Is The Bitcoin Hashrate Recovering From Kazakhstan’s Crisis? Fear Abides
As the government of Kazakhstan claims the country’s power services are stabilizing, thus the Bitcoin hashrate could be on its way to recovery. However, is the situation stable enough for Bitcoin mining yet? Will it ever be?
Just a few days after the Bitcoin hashrate reached an All-Time High, thus recovering from the China ban on crypto mining, another authoritarian crisis hit the bitcoin mining industry in Kazakhstan, taking the hash to drop 15% in 10 days.
The country has been the second-largest bitcoin mining spot (after the U.S.) with 18% of the global BTC hashrate ever since China’s miners were forced to find new locations with cheap energy costs.
Parallel to the crypto market down movement, on Friday 7th the price of BTC dropped to $41,000 while the coin’s mining in Kazakhstan went dark as the government forced a power and internet shutdown to gain control over raising protests, which had turned violent.
The protestors were reportedly voicing their anger toward new high fuel costs.
The news has been reported everywhere without complete certainty of what’s happening.
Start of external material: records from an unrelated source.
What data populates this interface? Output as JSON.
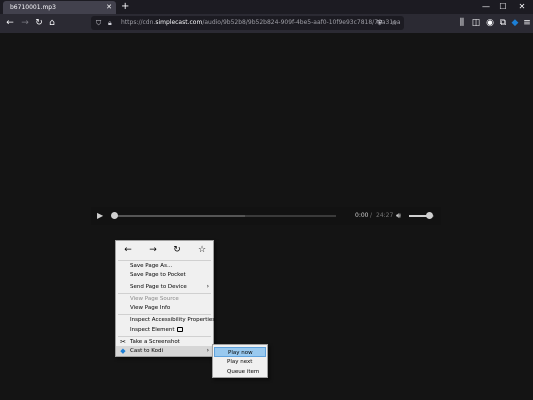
{
  "tab": {
    "title": "b6710001.mp3",
    "close_icon": "close-icon"
  },
  "tabstrip": {
    "new_tab_icon": "plus-icon"
  },
  "window_controls": {
    "minimize": "minimize-icon",
    "maximize": "maximize-icon",
    "close": "close-icon"
  },
  "navbar": {
    "back_icon": "back-arrow-icon",
    "forward_icon": "forward-arrow-icon",
    "reload_icon": "reload-icon",
    "home_icon": "home-icon",
    "url_host_prefix": "https://cdn.",
    "url_host": "simplecast.com",
    "url_path": "/audio/9b52b8/9b52b824-909f-4be5-aaf0-10f9e93c7818/70a31ea",
    "right_icons": [
      "library-icon",
      "sidebar-icon",
      "account-icon",
      "extensions-icon",
      "kodi-icon",
      "menu-icon"
    ]
  },
  "player": {
    "play_icon": "play-icon",
    "current_time": "0:00",
    "separator": "/",
    "duration": "24:27",
    "volume_icon": "volume-icon",
    "progress": 0.0,
    "buffered": 0.59,
    "volume": 0.8
  },
  "context_menu": {
    "nav": [
      "back-arrow-icon",
      "forward-arrow-icon",
      "reload-icon",
      "bookmark-star-icon"
    ],
    "items": [
      {
        "label": "Save Page As…",
        "disabled": false
      },
      {
        "label": "Save Page to Pocket",
        "disabled": false
      },
      {
        "label": "Send Page to Device",
        "disabled": false,
        "submenu": true
      },
      {
        "label": "View Page Source",
        "disabled": true
      },
      {
        "label": "View Page Info",
        "disabled": false
      },
      {
        "label": "Inspect Accessibility Properties",
        "disabled": false
      },
      {
        "label": "Inspect Element",
        "disabled": false
      },
      {
        "label": "Take a Screenshot",
        "disabled": false
      },
      {
        "label": "Cast to Kodi",
        "disabled": false,
        "submenu": true
      }
    ]
  },
  "kodi_submenu": {
    "items": [
      {
        "label": "Play now"
      },
      {
        "label": "Play next"
      },
      {
        "label": "Queue item"
      }
    ]
  },
  "colors": {
    "highlight": "#99c9ef",
    "kodi": "#1c7fd6",
    "accent_blue": "#0060df"
  }
}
Borders, the internet, and other means of communication were blocked, so the information doesn’t reach the world so easily.
The latest reports had shown that the uprising has been tamed as Russia’s President Putin stood proudly as the military ally who sent paratroopers last week. A demonstration of power through force.
President Kassym-Jomart Tokayev called it “an attempted coup d’etat”, Reuters reported. He alleged that “It became clear that the main goal was to undermine the constitutional order and to seize power.”
Both countries had referred to the uprising as a foreign-backed insurrection, failing to blame someone –or somewhere– in specific.
“Old man out!” was the protestors’ favorite chant referring to the former Nazarbayev who still holds power.
“We are ordinary people. We are not terrorists!!” read a banner from 40 activists.
In short: no, the real crisis cannot be over. The violence, however, might have stopped.
Reportedly, 164 people (3 children) have been killed, over 2,000 injured, 7,939 were detained.
“The violence has been by far the worst seen in the country since independence from the Soviet Union in 1991.” The Telegraph reported
“One man who had ventured out to find food was shot dead, according to credible reports, and a Kazakh media group said that one of its drivers had been killed.”
It wasn’t simply an internet shutdown: they was no way to buy food, banks were closed in central Almaty, going out was too dangerous, even ambulances were too afraid to work past the 7 pm curfew.
It also wasn’t simply about a rise in fuel prices, as the UK-based newspaper reported, the citizen’s despair also comes from “frustration at economic stagnation, revulsion at elite corruption and anger at the dilapidated state of social services and healthcare despite Kazakhstan’s oil and mineral wealth”.
The National Security Committee of Kazakhstan claimed that the situation has “stabilized and is under control” and declared the date as a day of mourning.
However, others report that the protests enter week 2.
On the miners’ end, the government intends to tighten rules and introduce extra taxes starting this year.
Currently, reports are showing mixed signals about the impact of these events on the industry.
An analysis by CoinDesk using data from mining pool BTC.com alleged that the lost Bitcoin hashrate of top mining pools had been nearly recovered, narrowing the loss to 2.2%.
The portal reported Alan Dordzhiev, head of the Kazakh National Association of Blockchain and Data Center Industry, had told them that the situation had been “almost resolved” and despite the blackouts, crypto mining regions were “totally fine”.
However, internet watchdog NetBlocks reported that a new blackout happened:
And NetBlocks’ director of research of internet monitor Isik Mater told Forkast that restorations made in the country “are limited, unpredictable and don’t satisfy the requirement for a stable connectivity needed for cryptocurrency mining or blockchain applications,”
The current hashrate measured by Blockchain.com reads 176 EH/s, still away from the 208 million EH/s ATH on January 1st –but not endangering.
Kazakhstan miners had been facing power restrictions. They might have already started to set their sight overseas, and beyond the service’s stability, the ongoing situation is unlikely to make them feel safe and welcomed.